Items from an interface collection:
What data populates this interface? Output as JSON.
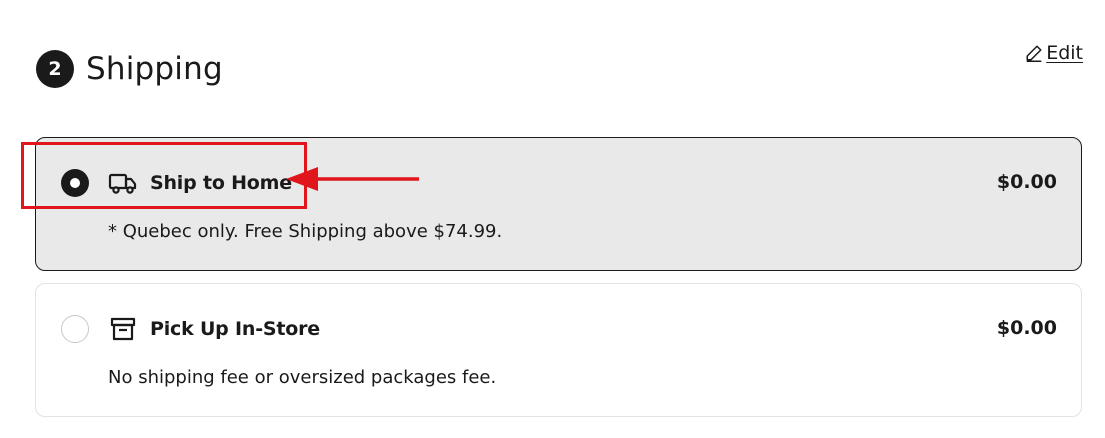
{
  "step": {
    "number": "2",
    "title": "Shipping",
    "edit_label": "Edit"
  },
  "options": [
    {
      "label": "Ship to Home",
      "price": "$0.00",
      "description": "* Quebec only. Free Shipping above $74.99.",
      "icon": "truck-icon",
      "selected": true
    },
    {
      "label": "Pick Up In-Store",
      "price": "$0.00",
      "description": "No shipping fee or oversized packages fee.",
      "icon": "store-icon",
      "selected": false
    }
  ],
  "annotation": {
    "color": "#e0161c",
    "target": "Ship to Home"
  },
  "colors": {
    "selected_bg": "#e9e9e9",
    "text": "#1a1a1a"
  }
}
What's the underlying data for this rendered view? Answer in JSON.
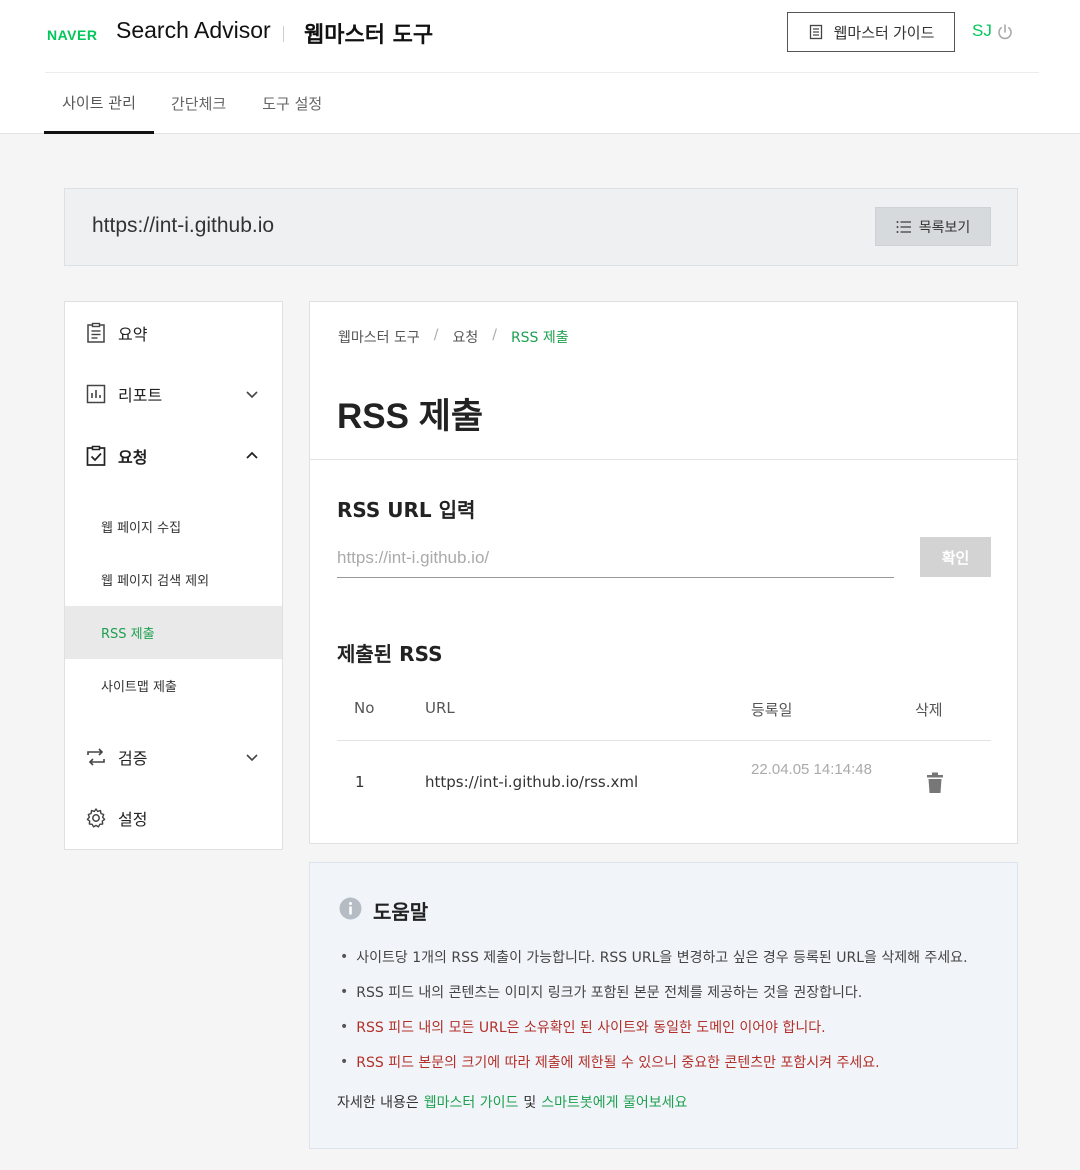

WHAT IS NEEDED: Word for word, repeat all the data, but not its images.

ANSWER BOX:
What data populates this interface? Output as JSON.
{
  "step": {
    "number": "2",
    "title": "Shipping",
    "edit_label": "Edit"
  },
  "options": [
    {
      "label": "Ship to Home",
      "price": "$0.00",
      "description": "* Quebec only. Free Shipping above $74.99.",
      "icon": "truck-icon",
      "selected": true
    },
    {
      "label": "Pick Up In-Store",
      "price": "$0.00",
      "description": "No shipping fee or oversized packages fee.",
      "icon": "store-icon",
      "selected": false
    }
  ],
  "annotation": {
    "color": "#e0161c",
    "target": "Ship to Home"
  },
  "colors": {
    "selected_bg": "#e9e9e9",
    "text": "#1a1a1a"
  }
}
What's the underlying data for this rendered view? Answer in JSON.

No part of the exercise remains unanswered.